| WHAT YOU HAVE TO DO |
The reply should return the data in full, exactly as written.

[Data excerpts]

────────────────

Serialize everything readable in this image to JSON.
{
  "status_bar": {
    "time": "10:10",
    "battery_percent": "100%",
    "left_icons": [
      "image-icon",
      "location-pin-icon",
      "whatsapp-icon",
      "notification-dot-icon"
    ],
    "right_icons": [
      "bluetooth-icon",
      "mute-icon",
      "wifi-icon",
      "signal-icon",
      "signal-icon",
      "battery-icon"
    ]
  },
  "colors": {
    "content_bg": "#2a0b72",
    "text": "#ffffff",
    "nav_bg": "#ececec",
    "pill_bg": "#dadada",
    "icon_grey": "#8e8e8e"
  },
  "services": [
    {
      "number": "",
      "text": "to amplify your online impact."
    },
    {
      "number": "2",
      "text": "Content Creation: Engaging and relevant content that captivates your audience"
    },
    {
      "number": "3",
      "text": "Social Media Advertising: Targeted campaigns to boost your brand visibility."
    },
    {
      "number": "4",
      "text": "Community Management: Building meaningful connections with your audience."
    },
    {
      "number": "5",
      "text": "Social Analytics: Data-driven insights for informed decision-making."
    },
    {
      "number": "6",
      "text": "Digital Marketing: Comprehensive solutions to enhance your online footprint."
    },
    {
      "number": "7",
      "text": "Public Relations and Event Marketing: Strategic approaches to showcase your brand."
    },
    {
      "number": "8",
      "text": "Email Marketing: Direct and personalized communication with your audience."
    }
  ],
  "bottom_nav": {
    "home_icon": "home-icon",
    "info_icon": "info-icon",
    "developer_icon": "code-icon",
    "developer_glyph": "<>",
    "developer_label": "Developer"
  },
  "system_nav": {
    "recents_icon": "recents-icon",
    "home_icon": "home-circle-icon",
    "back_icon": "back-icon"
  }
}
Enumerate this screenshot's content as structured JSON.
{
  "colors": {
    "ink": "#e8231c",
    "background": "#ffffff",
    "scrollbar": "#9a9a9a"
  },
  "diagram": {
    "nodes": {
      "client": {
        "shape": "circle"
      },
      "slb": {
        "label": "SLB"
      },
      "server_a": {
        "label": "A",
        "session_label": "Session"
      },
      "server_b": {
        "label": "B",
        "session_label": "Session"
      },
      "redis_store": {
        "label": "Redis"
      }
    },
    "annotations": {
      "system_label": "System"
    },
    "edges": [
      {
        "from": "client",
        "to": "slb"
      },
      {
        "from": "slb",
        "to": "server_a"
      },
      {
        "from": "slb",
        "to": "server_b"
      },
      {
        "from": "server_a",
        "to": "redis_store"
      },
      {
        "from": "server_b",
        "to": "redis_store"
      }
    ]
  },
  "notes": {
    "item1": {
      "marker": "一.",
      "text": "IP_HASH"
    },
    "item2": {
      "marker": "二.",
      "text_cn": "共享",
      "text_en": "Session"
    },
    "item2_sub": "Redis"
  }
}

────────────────

| OUTPUT OF THE TASK |
Serialize everything readable in this image to JSON.
{
  "status_bar": {
    "time": "10:10",
    "battery_percent": "100%",
    "left_icons": [
      "image-icon",
      "location-pin-icon",
      "whatsapp-icon",
      "notification-dot-icon"
    ],
    "right_icons": [
      "bluetooth-icon",
      "mute-icon",
      "wifi-icon",
      "signal-icon",
      "signal-icon",
      "battery-icon"
    ]
  },
  "colors": {
    "content_bg": "#2a0b72",
    "text": "#ffffff",
    "nav_bg": "#ececec",
    "pill_bg": "#dadada",
    "icon_grey": "#8e8e8e"
  },
  "services": [
    {
      "number": "",
      "text": "to amplify your online impact."
    },
    {
      "number": "2",
      "text": "Content Creation: Engaging and relevant content that captivates your audience"
    },
    {
      "number": "3",
      "text": "Social Media Advertising: Targeted campaigns to boost your brand visibility."
    },
    {
      "number": "4",
      "text": "Community Management: Building meaningful connections with your audience."
    },
    {
      "number": "5",
      "text": "Social Analytics: Data-driven insights for informed decision-making."
    },
    {
      "number": "6",
      "text": "Digital Marketing: Comprehensive solutions to enhance your online footprint."
    },
    {
      "number": "7",
      "text": "Public Relations and Event Marketing: Strategic approaches to showcase your brand."
    },
    {
      "number": "8",
      "text": "Email Marketing: Direct and personalized communication with your audience."
    }
  ],
  "bottom_nav": {
    "home_icon": "home-icon",
    "info_icon": "info-icon",
    "developer_icon": "code-icon",
    "developer_glyph": "<>",
    "developer_label": "Developer"
  },
  "system_nav": {
    "recents_icon": "recents-icon",
    "home_icon": "home-circle-icon",
    "back_icon": "back-icon"
  }
}
Enumerate this screenshot's content as structured JSON.
{
  "colors": {
    "ink": "#e8231c",
    "background": "#ffffff",
    "scrollbar": "#9a9a9a"
  },
  "diagram": {
    "nodes": {
      "client": {
        "shape": "circle"
      },
      "slb": {
        "label": "SLB"
      },
      "server_a": {
        "label": "A",
        "session_label": "Session"
      },
      "server_b": {
        "label": "B",
        "session_label": "Session"
      },
      "redis_store": {
        "label": "Redis"
      }
    },
    "annotations": {
      "system_label": "System"
    },
    "edges": [
      {
        "from": "client",
        "to": "slb"
      },
      {
        "from": "slb",
        "to": "server_a"
      },
      {
        "from": "slb",
        "to": "server_b"
      },
      {
        "from": "server_a",
        "to": "redis_store"
      },
      {
        "from": "server_b",
        "to": "redis_store"
      }
    ]
  },
  "notes": {
    "item1": {
      "marker": "一.",
      "text": "IP_HASH"
    },
    "item2": {
      "marker": "二.",
      "text_cn": "共享",
      "text_en": "Session"
    },
    "item2_sub": "Redis"
  }
}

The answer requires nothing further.